No two days in the Princess' week were alike. One hour a week was devoted to learning the catechism, another to
a dancing lesson, another to needlework and learning poetry by heart. All this teaching went on for six days in
 week, for she had no Saturday holidays; and on Saturday morning came an hour that would alarm most children,
for it was devoted to a repetition to Mr. Davys of all that she had learned during the week. Her lessons were
made as interesting as possible by explanations and stories and pictures and games. A history and a little
German grammar were written expressly for her; but, after all, the little girl was the one who had to do the
work. She had to understand and learn and remember, and even if she was a princess, no one could do these
things for her. Sir Walter Scott dined with the Duchess of Kent during Victoria's ninth year. He wrote in his
journal: "Was presented to the little Princess Victoria, the heir-apparent to the throne as things now stand."
It is no wonder that he added, "This lady is educated with much care."
The same year stole away the beloved Féodore, for she married a German prince and went to the Continent to
live. This was a great loss to the little Princess, for she was so carefully guarded that Féodore had been
almost her only playmate. Other children had companions without number; they went to children's parties
 and had good times generally; but a party was a great rarity in the life of the Princess, and she was ten years
old before she went to a children's ball.
This famous ball which she then attended was her first sight of a court ceremonial. It was given in honor of a
little girl of her own age, Maria, Queen of Portugal, who was making a visit to England. The Princess wore a
simple white dress, but the little Donna Maria was gorgeous in crimson velvet all ablaze with jewels. Every one
was comparing the two children in dress and looks and manners. The plain dress of the Princess was generally
preferred, and her graceful manners were admired, but the Portuguese queen was called the prettier. When the
King first talked of giving this ball, a lady of the court exclaimed, "Oh, do! It will be so nice to see the
two little queens dancing together." The King was very angry at the speech, but he finally decided
to give the ball, and the "two little queens" did dance in the same quadrille.

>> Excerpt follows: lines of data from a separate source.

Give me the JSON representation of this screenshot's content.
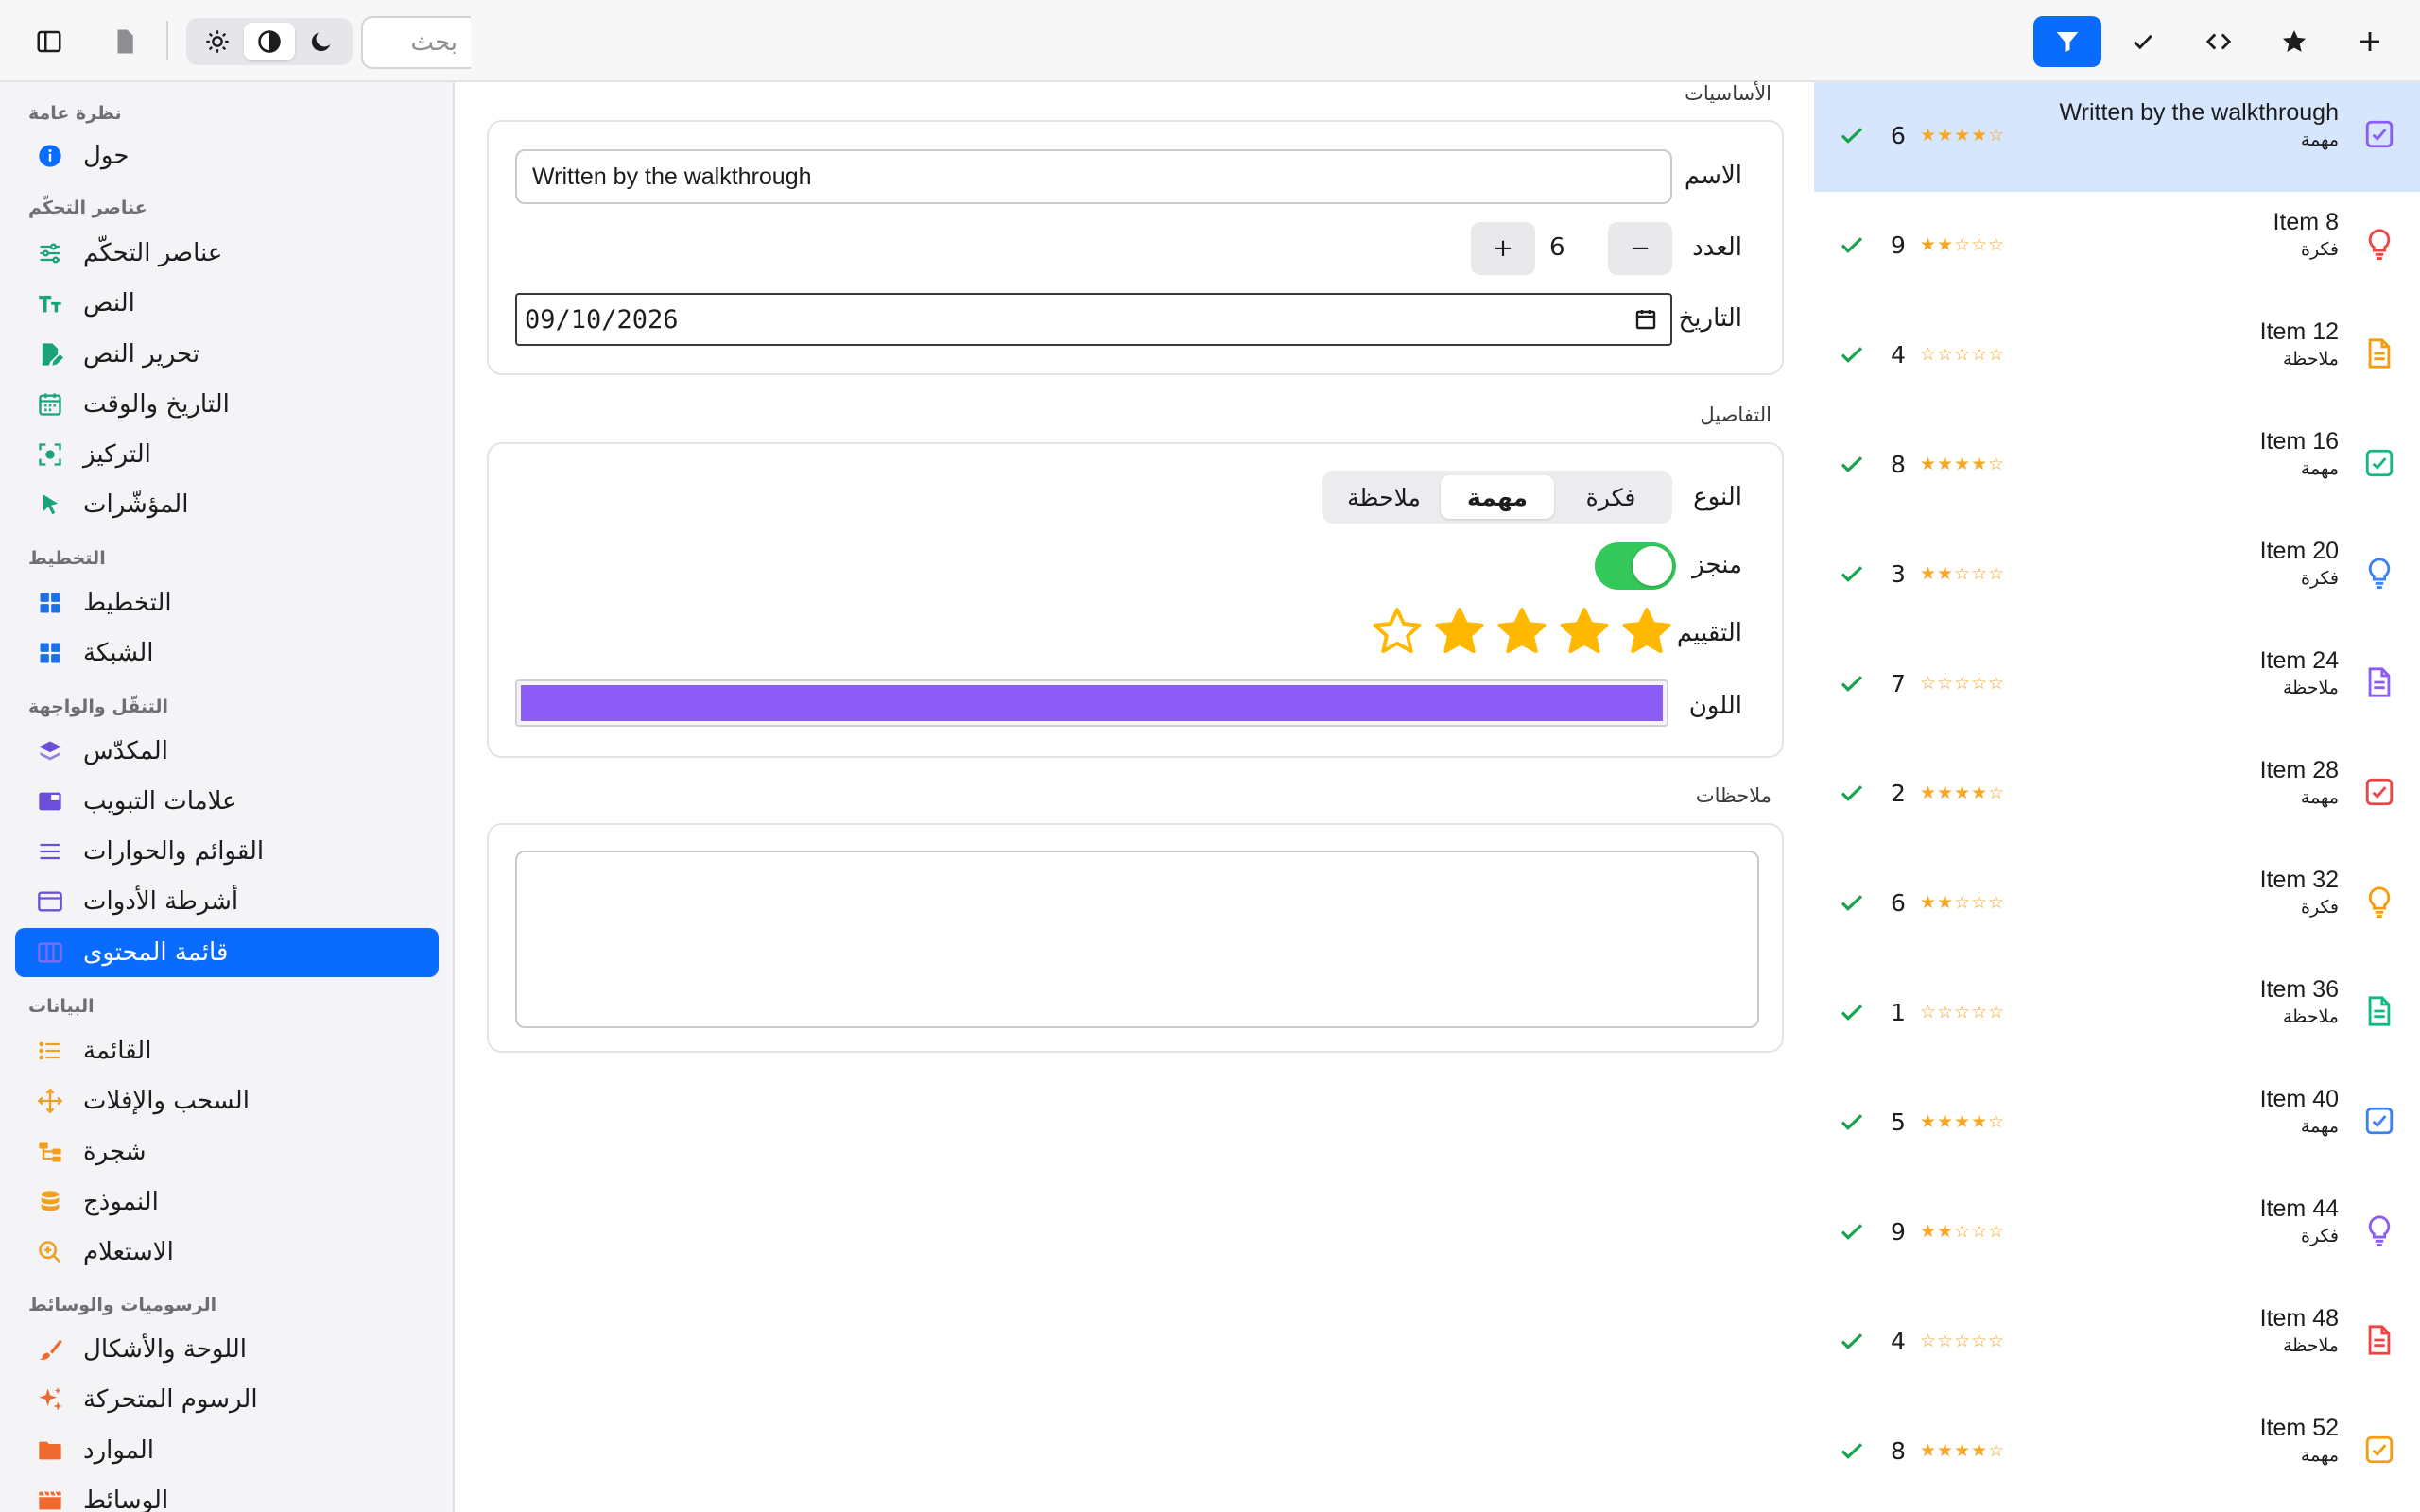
{
  "toolbar": {
    "search_placeholder": "بحث",
    "mode_options": [
      "light",
      "auto",
      "dark"
    ],
    "mode_selected": "auto",
    "right_buttons": [
      {
        "name": "filter",
        "active": true
      },
      {
        "name": "check",
        "active": false
      },
      {
        "name": "code",
        "active": false
      },
      {
        "name": "star",
        "active": false
      },
      {
        "name": "add",
        "active": false
      }
    ]
  },
  "sidebar": {
    "sections": [
      {
        "title": "نظرة عامة",
        "items": [
          {
            "label": "حول",
            "icon": "info-icon",
            "color": "#0a6cff"
          }
        ]
      },
      {
        "title": "عناصر التحكّم",
        "items": [
          {
            "label": "عناصر التحكّم",
            "icon": "sliders-icon",
            "color": "#1aa37a"
          },
          {
            "label": "النص",
            "icon": "text-size-icon",
            "color": "#1aa37a"
          },
          {
            "label": "تحرير النص",
            "icon": "edit-document-icon",
            "color": "#1aa37a"
          },
          {
            "label": "التاريخ والوقت",
            "icon": "calendar-icon",
            "color": "#1aa37a"
          },
          {
            "label": "التركيز",
            "icon": "focus-icon",
            "color": "#1aa37a"
          },
          {
            "label": "المؤشّرات",
            "icon": "pointer-icon",
            "color": "#1aa37a"
          }
        ]
      },
      {
        "title": "التخطيط",
        "items": [
          {
            "label": "التخطيط",
            "icon": "layout-grid-icon",
            "color": "#1f6fe5"
          },
          {
            "label": "الشبكة",
            "icon": "grid-icon",
            "color": "#1f6fe5"
          }
        ]
      },
      {
        "title": "التنقّل والواجهة",
        "items": [
          {
            "label": "المكدّس",
            "icon": "stack-icon",
            "color": "#6b4fd8"
          },
          {
            "label": "علامات التبويب",
            "icon": "tabs-icon",
            "color": "#6b4fd8"
          },
          {
            "label": "القوائم والحوارات",
            "icon": "menu-lines-icon",
            "color": "#6b4fd8"
          },
          {
            "label": "أشرطة الأدوات",
            "icon": "toolbar-window-icon",
            "color": "#6b4fd8"
          },
          {
            "label": "قائمة المحتوى",
            "icon": "split-view-icon",
            "color": "#6b4fd8",
            "active": true
          }
        ]
      },
      {
        "title": "البيانات",
        "items": [
          {
            "label": "القائمة",
            "icon": "list-icon",
            "color": "#f0a020"
          },
          {
            "label": "السحب والإفلات",
            "icon": "move-arrows-icon",
            "color": "#f0a020"
          },
          {
            "label": "شجرة",
            "icon": "tree-icon",
            "color": "#f0a020"
          },
          {
            "label": "النموذج",
            "icon": "database-icon",
            "color": "#f0a020"
          },
          {
            "label": "الاستعلام",
            "icon": "search-zoom-icon",
            "color": "#f0a020"
          }
        ]
      },
      {
        "title": "الرسوميات والوسائط",
        "items": [
          {
            "label": "اللوحة والأشكال",
            "icon": "brush-icon",
            "color": "#f06a30"
          },
          {
            "label": "الرسوم المتحركة",
            "icon": "sparkles-icon",
            "color": "#f06a30"
          },
          {
            "label": "الموارد",
            "icon": "folder-icon",
            "color": "#f06a30"
          },
          {
            "label": "الوسائط",
            "icon": "film-icon",
            "color": "#f06a30"
          }
        ]
      }
    ]
  },
  "form": {
    "basics_title": "الأساسيات",
    "name_label": "الاسم",
    "name_value": "Written by the walkthrough",
    "count_label": "العدد",
    "count_value": "6",
    "minus_label": "−",
    "plus_label": "+",
    "date_label": "التاريخ",
    "date_value": "09/10/2026",
    "details_title": "التفاصيل",
    "type_label": "النوع",
    "type_options": [
      "فكرة",
      "مهمة",
      "ملاحظة"
    ],
    "type_selected": "مهمة",
    "done_label": "منجز",
    "done_value": true,
    "rating_label": "التقييم",
    "rating_value": 4,
    "rating_max": 5,
    "color_label": "اللون",
    "color_value": "#8b5cf6",
    "notes_title": "ملاحظات",
    "notes_value": ""
  },
  "list": {
    "items": [
      {
        "title": "Written by the walkthrough",
        "kind": "مهمة",
        "type": "task",
        "count": "6",
        "rating": 4,
        "color": "#8b5cf6",
        "selected": true
      },
      {
        "title": "Item 8",
        "kind": "فكرة",
        "type": "idea",
        "count": "9",
        "rating": 2,
        "color": "#ef4444"
      },
      {
        "title": "Item 12",
        "kind": "ملاحظة",
        "type": "note",
        "count": "4",
        "rating": 0,
        "color": "#f59e0b"
      },
      {
        "title": "Item 16",
        "kind": "مهمة",
        "type": "task",
        "count": "8",
        "rating": 4,
        "color": "#10b981"
      },
      {
        "title": "Item 20",
        "kind": "فكرة",
        "type": "idea",
        "count": "3",
        "rating": 2,
        "color": "#3b82f6"
      },
      {
        "title": "Item 24",
        "kind": "ملاحظة",
        "type": "note",
        "count": "7",
        "rating": 0,
        "color": "#8b5cf6"
      },
      {
        "title": "Item 28",
        "kind": "مهمة",
        "type": "task",
        "count": "2",
        "rating": 4,
        "color": "#ef4444"
      },
      {
        "title": "Item 32",
        "kind": "فكرة",
        "type": "idea",
        "count": "6",
        "rating": 2,
        "color": "#f59e0b"
      },
      {
        "title": "Item 36",
        "kind": "ملاحظة",
        "type": "note",
        "count": "1",
        "rating": 0,
        "color": "#10b981"
      },
      {
        "title": "Item 40",
        "kind": "مهمة",
        "type": "task",
        "count": "5",
        "rating": 4,
        "color": "#3b82f6"
      },
      {
        "title": "Item 44",
        "kind": "فكرة",
        "type": "idea",
        "count": "9",
        "rating": 2,
        "color": "#8b5cf6"
      },
      {
        "title": "Item 48",
        "kind": "ملاحظة",
        "type": "note",
        "count": "4",
        "rating": 0,
        "color": "#ef4444"
      },
      {
        "title": "Item 52",
        "kind": "مهمة",
        "type": "task",
        "count": "8",
        "rating": 4,
        "color": "#f59e0b"
      }
    ]
  }
}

It is rather sad to relate that
the small lady from Portugal fell down and hurt herself, and, in spite of the sympathy of the King, she went
 crying, while the English Princess danced on and had the most delightful evening of her life. Then Cinderella
went to bed, and in the morning she awoke to the workaday world that she had left for a single evening.